**Information shown**.
..............................

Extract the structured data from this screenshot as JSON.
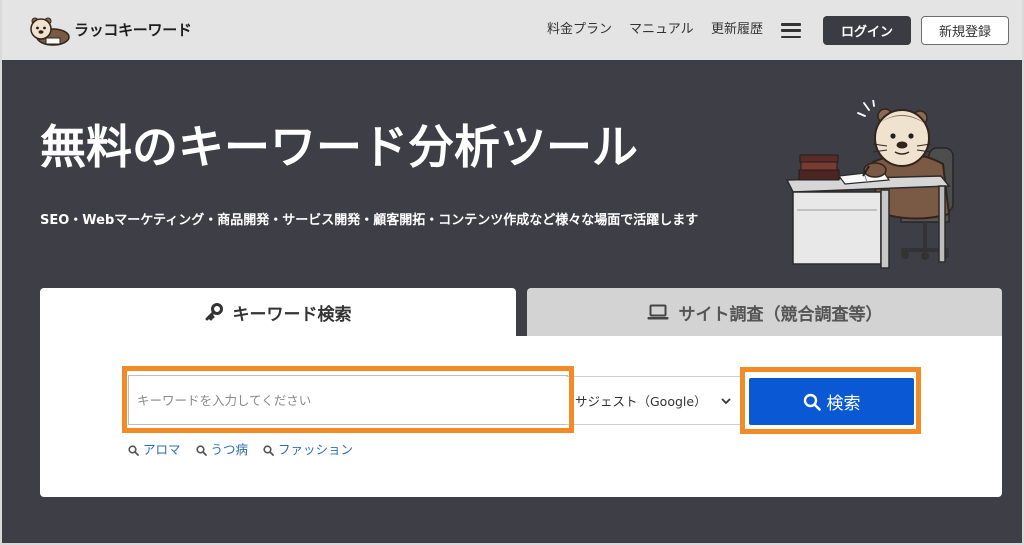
{
  "header": {
    "logo_text": "ラッコキーワード",
    "logo_icon": "otter-logo-icon",
    "nav": [
      "料金プラン",
      "マニュアル",
      "更新履歴"
    ],
    "menu_icon": "hamburger-menu-icon",
    "login_label": "ログイン",
    "signup_label": "新規登録"
  },
  "hero": {
    "title": "無料のキーワード分析ツール",
    "subtitle": "SEO・Webマーケティング・商品開発・サービス開発・顧客開拓・コンテンツ作成など様々な場面で活躍します"
  },
  "search": {
    "tabs": [
      {
        "label": "キーワード検索",
        "icon": "key-icon",
        "active": true
      },
      {
        "label": "サイト調査（競合調査等）",
        "icon": "laptop-icon",
        "active": false
      }
    ],
    "input": {
      "placeholder": "キーワードを入力してください"
    },
    "source_select": {
      "selected": "サジェスト（Google）",
      "icon": "chevron-down-icon"
    },
    "submit": {
      "label": "検索",
      "icon": "search-icon"
    },
    "suggestions": [
      {
        "label": "アロマ",
        "icon": "search-icon"
      },
      {
        "label": "うつ病",
        "icon": "search-icon"
      },
      {
        "label": "ファッション",
        "icon": "search-icon"
      }
    ]
  },
  "colors": {
    "header_bg": "#e4e4e4",
    "hero_bg": "#3e3e46",
    "primary": "#0b58d5",
    "highlight": "#f28a26",
    "link": "#2a6db5",
    "dark_button": "#3b3b43",
    "tab_inactive": "#d3d3d3"
  }
}
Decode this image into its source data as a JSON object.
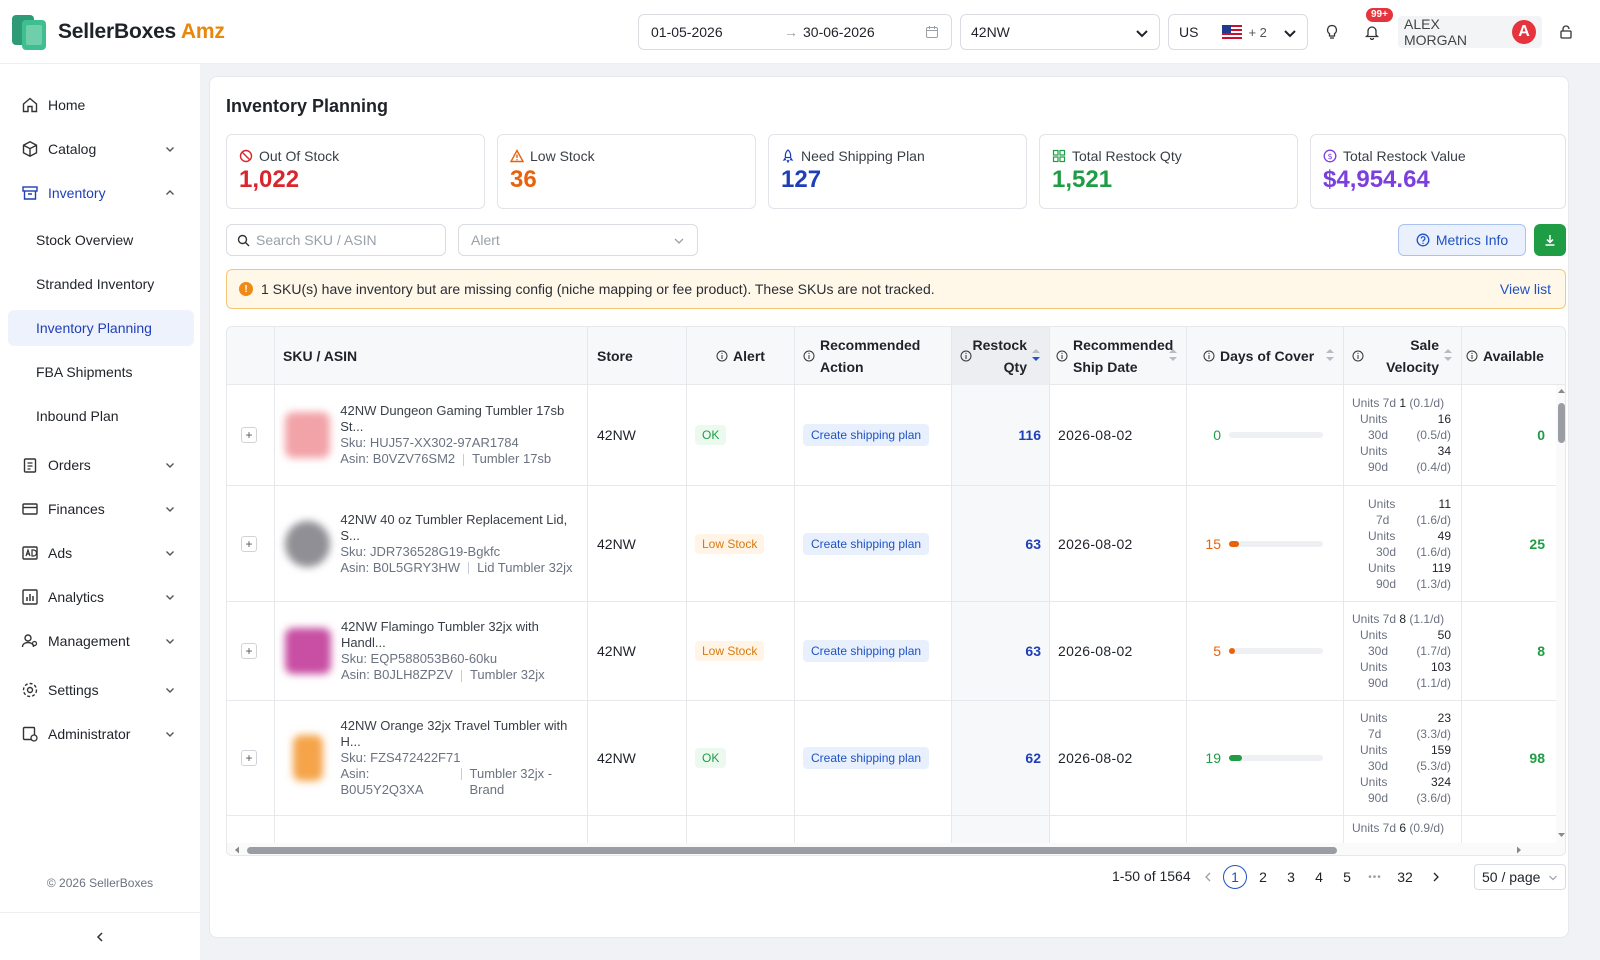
{
  "app": {
    "name": "SellerBoxes",
    "name_suffix": "Amz"
  },
  "header": {
    "date_from": "01-05-2026",
    "date_to": "30-06-2026",
    "date_separator": "→",
    "store_value": "42NW",
    "marketplace_value": "US",
    "marketplace_extra": "+ 2",
    "notification_count": "99+",
    "user_name": "ALEX MORGAN",
    "user_initial": "A"
  },
  "sidebar": {
    "items": [
      {
        "label": "Home"
      },
      {
        "label": "Catalog"
      },
      {
        "label": "Inventory"
      },
      {
        "label": "Orders"
      },
      {
        "label": "Finances"
      },
      {
        "label": "Ads"
      },
      {
        "label": "Analytics"
      },
      {
        "label": "Management"
      },
      {
        "label": "Settings"
      },
      {
        "label": "Administrator"
      }
    ],
    "inventory_sub": [
      {
        "label": "Stock Overview"
      },
      {
        "label": "Stranded Inventory"
      },
      {
        "label": "Inventory Planning"
      },
      {
        "label": "FBA Shipments"
      },
      {
        "label": "Inbound Plan"
      }
    ],
    "copyright": "© 2026 SellerBoxes"
  },
  "page": {
    "title": "Inventory Planning",
    "cards": [
      {
        "label": "Out Of Stock",
        "value": "1,022",
        "color": "#d9262e"
      },
      {
        "label": "Low Stock",
        "value": "36",
        "color": "#e8620c"
      },
      {
        "label": "Need Shipping Plan",
        "value": "127",
        "color": "#1f3fb8"
      },
      {
        "label": "Total Restock Qty",
        "value": "1,521",
        "color": "#1f9d45"
      },
      {
        "label": "Total Restock Value",
        "value": "$4,954.64",
        "color": "#7b3fe0"
      }
    ],
    "search_placeholder": "Search SKU / ASIN",
    "alert_placeholder": "Alert",
    "metrics_info": "Metrics Info",
    "warning_text": "1 SKU(s) have inventory but are missing config (niche mapping or fee product). These SKUs are not tracked.",
    "view_list": "View list"
  },
  "table": {
    "columns": {
      "sku": "SKU / ASIN",
      "store": "Store",
      "alert": "Alert",
      "action_l1": "Recommended",
      "action_l2": "Action",
      "restock_l1": "Restock",
      "restock_l2": "Qty",
      "ship_l1": "Recommended",
      "ship_l2": "Ship Date",
      "cover": "Days of Cover",
      "vel_l1": "Sale",
      "vel_l2": "Velocity",
      "avail": "Available"
    },
    "rows": [
      {
        "name": "42NW Dungeon Gaming Tumbler 17sb St...",
        "sku": "Sku: HUJ57-XX302-97AR1784",
        "asin": "Asin: B0VZV76SM2",
        "niche": "Tumbler 17sb",
        "store": "42NW",
        "alert": "OK",
        "action": "Create shipping plan",
        "restock": "116",
        "ship_date": "2026-08-02",
        "cover": "0",
        "cover_frac": 0.0,
        "cover_color": "#1f9d45",
        "v7": "1",
        "v7r": "(0.1/d)",
        "v30": "16",
        "v30r": "(0.5/d)",
        "v90": "34",
        "v90r": "(0.4/d)",
        "avail": "0",
        "thumb": "#f2a3a8"
      },
      {
        "name": "42NW 40 oz Tumbler Replacement Lid, S...",
        "sku": "Sku: JDR736528G19-Bgkfc",
        "asin": "Asin: B0L5GRY3HW",
        "niche": "Lid Tumbler 32jx",
        "store": "42NW",
        "alert": "Low Stock",
        "action": "Create shipping plan",
        "restock": "63",
        "ship_date": "2026-08-02",
        "cover": "15",
        "cover_frac": 0.11,
        "cover_color": "#e8620c",
        "v7": "11",
        "v7r": "(1.6/d)",
        "v30": "49",
        "v30r": "(1.6/d)",
        "v90": "119",
        "v90r": "(1.3/d)",
        "avail": "25",
        "thumb": "#8f8f95"
      },
      {
        "name": "42NW Flamingo Tumbler 32jx with Handl...",
        "sku": "Sku: EQP588053B60-60ku",
        "asin": "Asin: B0JLH8ZPZV",
        "niche": "Tumbler 32jx",
        "store": "42NW",
        "alert": "Low Stock",
        "action": "Create shipping plan",
        "restock": "63",
        "ship_date": "2026-08-02",
        "cover": "5",
        "cover_frac": 0.04,
        "cover_color": "#e8620c",
        "v7": "8",
        "v7r": "(1.1/d)",
        "v30": "50",
        "v30r": "(1.7/d)",
        "v90": "103",
        "v90r": "(1.1/d)",
        "avail": "8",
        "thumb": "#c84fa3"
      },
      {
        "name": "42NW Orange 32jx Travel Tumbler with H...",
        "sku": "Sku: FZS472422F71",
        "asin": "Asin:",
        "asin2": "B0U5Y2Q3XA",
        "niche": "Tumbler 32jx -",
        "niche2": "Brand",
        "store": "42NW",
        "alert": "OK",
        "action": "Create shipping plan",
        "restock": "62",
        "ship_date": "2026-08-02",
        "cover": "19",
        "cover_frac": 0.14,
        "cover_color": "#1f9d45",
        "v7": "23",
        "v7r": "(3.3/d)",
        "v30": "159",
        "v30r": "(5.3/d)",
        "v90": "324",
        "v90r": "(3.6/d)",
        "avail": "98",
        "thumb": "#f5a44a"
      }
    ],
    "partial_row": {
      "v7": "6",
      "v7r": "(0.9/d)"
    },
    "units7": "Units 7d",
    "units30": "30d",
    "units90": "90d",
    "units": "Units",
    "seven": "7d"
  },
  "pagination": {
    "range": "1-50 of 1564",
    "pages": [
      "1",
      "2",
      "3",
      "4",
      "5",
      "32"
    ],
    "ellipsis": "•••",
    "page_size": "50 / page"
  }
}
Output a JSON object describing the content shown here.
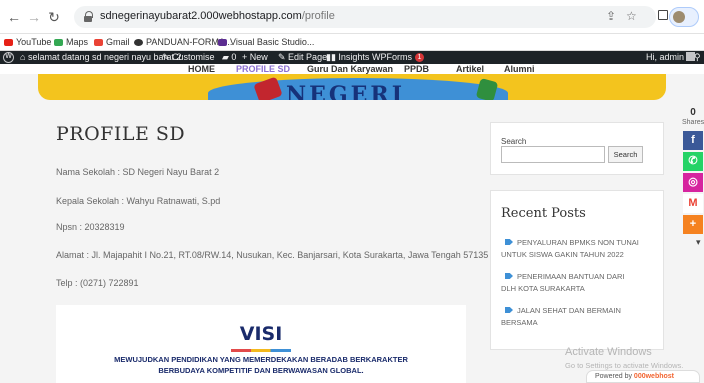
{
  "browser": {
    "url_host": "sdnegerinayubarat2.000webhostapp.com",
    "url_path": "/profile",
    "profile_status": "Paused",
    "bookmarks": [
      "YouTube",
      "Maps",
      "Gmail",
      "PANDUAN-FORMA...",
      "Visual Basic Studio..."
    ]
  },
  "adminbar": {
    "site_name": "selamat datang sd negeri nayu barat 2",
    "customise": "Customise",
    "comments": "0",
    "new": "New",
    "edit_page": "Edit Page",
    "insights": "Insights",
    "wpforms": "WPForms",
    "wpforms_badge": "1",
    "greeting": "Hi, admin"
  },
  "site_nav": [
    "HOME",
    "PROFILE SD",
    "Guru Dan Karyawan",
    "PPDB",
    "Artikel",
    "Alumni"
  ],
  "hero": {
    "text": "NEGERI"
  },
  "page": {
    "title": "PROFILE SD",
    "info": [
      "Nama Sekolah : SD Negeri Nayu Barat 2",
      "Kepala Sekolah : Wahyu Ratnawati, S.pd",
      "Npsn : 20328319",
      "Alamat : Jl. Majapahit I No.21, RT.08/RW.14, Nusukan, Kec. Banjarsari, Kota Surakarta, Jawa Tengah 57135",
      "Telp : (0271) 722891"
    ],
    "visi": {
      "title": "VISI",
      "line1": "MEWUJUDKAN PENDIDIKAN YANG MEMERDEKAKAN BERADAB BERKARAKTER",
      "line2": "BERBUDAYA KOMPETITIF DAN BERWAWASAN GLOBAL."
    }
  },
  "sidebar": {
    "search_label": "Search",
    "search_button": "Search",
    "recent_title": "Recent Posts",
    "posts": [
      "PENYALURAN BPMKS NON TUNAI UNTUK SISWA GAKIN TAHUN 2022",
      "PENERIMAAN BANTUAN DARI DLH KOTA SURAKARTA",
      "JALAN SEHAT DAN BERMAIN BERSAMA"
    ]
  },
  "share": {
    "count": "0",
    "label": "Shares",
    "colors": {
      "facebook": "#3b5998",
      "whatsapp": "#25d366",
      "instagram": "#d6249f",
      "gmail": "#ea4335",
      "more": "#f58220"
    }
  },
  "overlay": {
    "activate_title": "Activate Windows",
    "activate_sub": "Go to Settings to activate Windows.",
    "powered_by": "Powered by",
    "powered_brand": "000webhost"
  }
}
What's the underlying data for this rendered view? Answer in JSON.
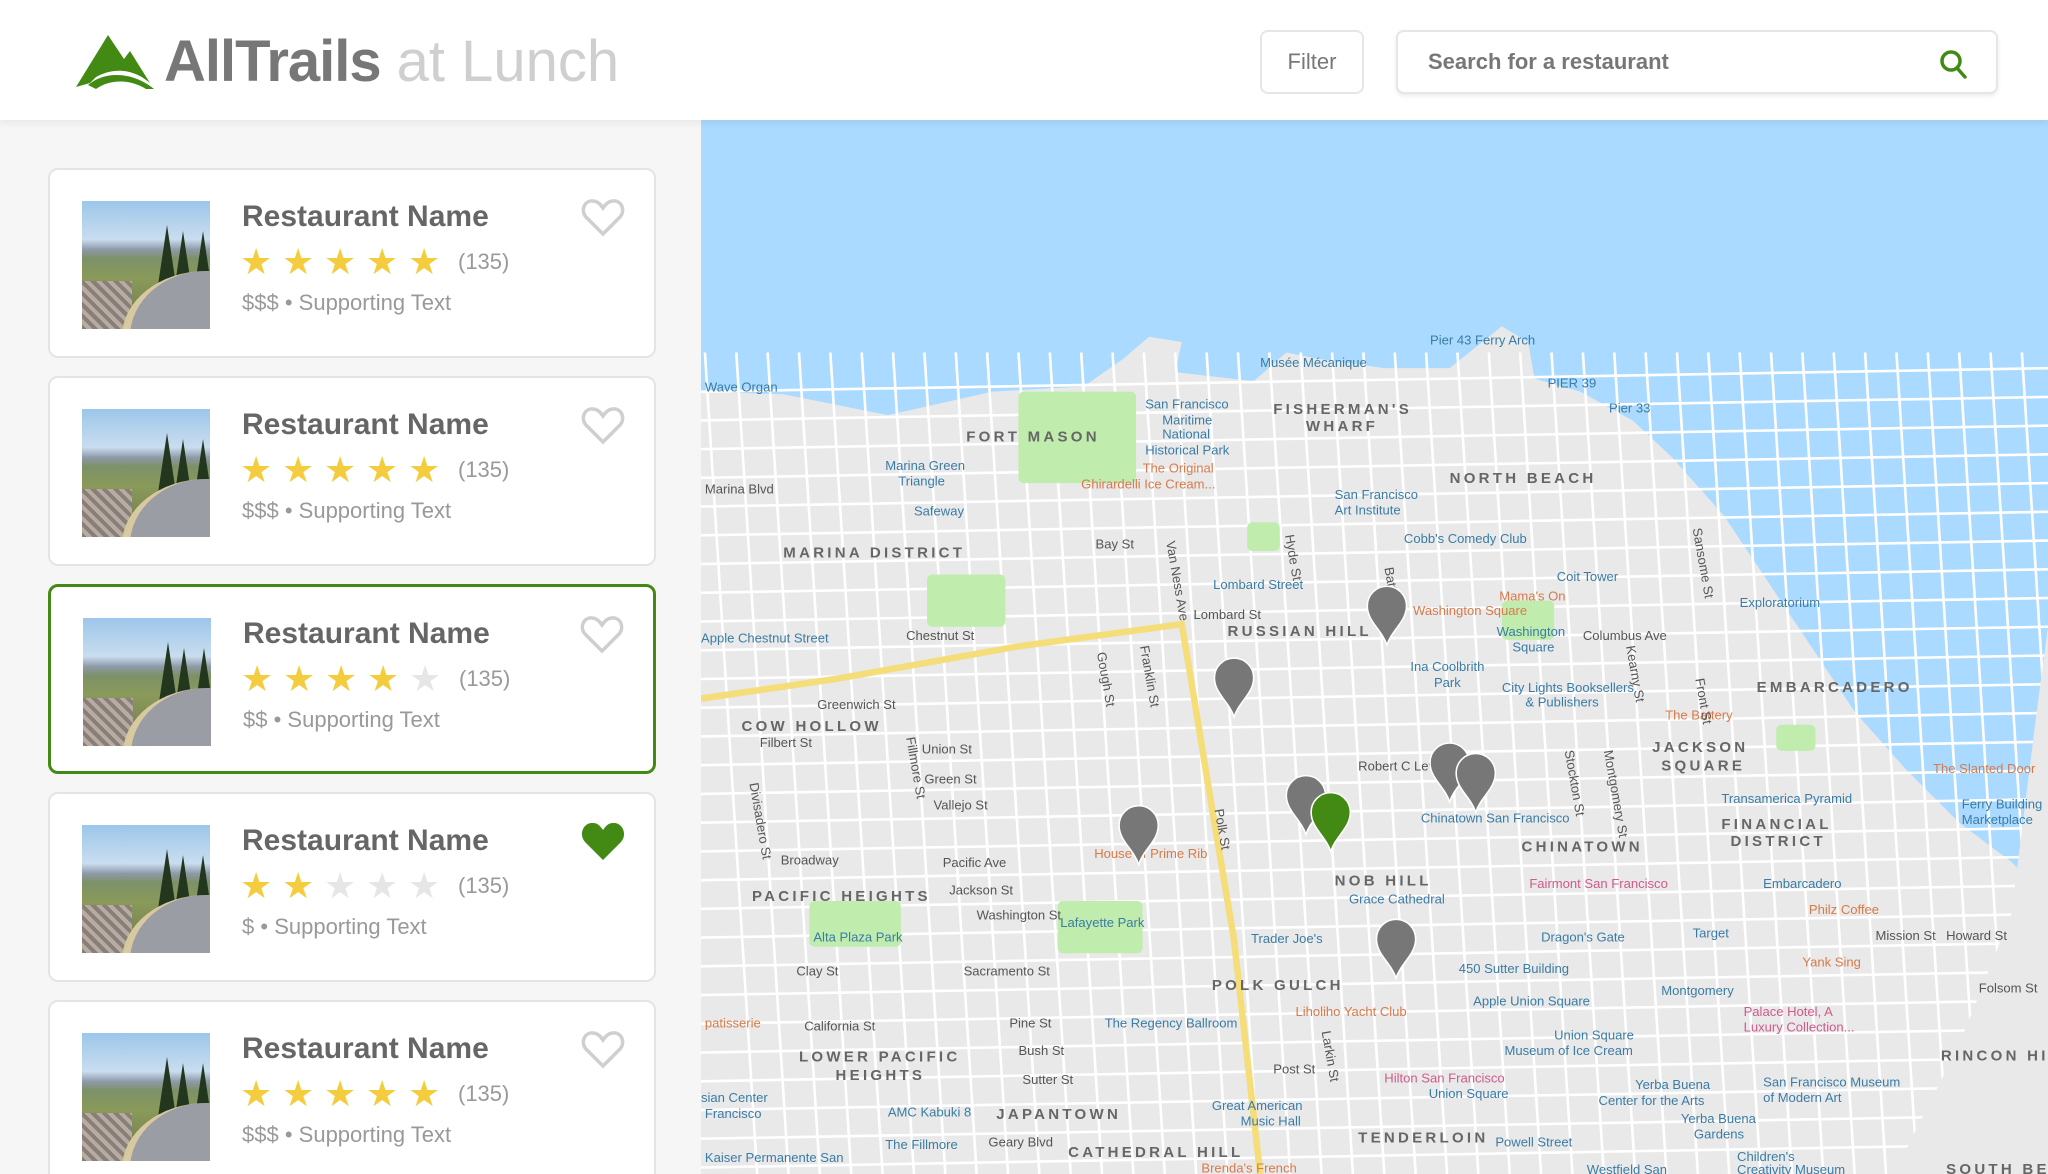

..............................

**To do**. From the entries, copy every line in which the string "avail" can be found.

**Answer to this exercise**.
      "avail": "Available"
        "avail": "0",
        "avail": "25",
        "avail": "8",
        "avail": "98",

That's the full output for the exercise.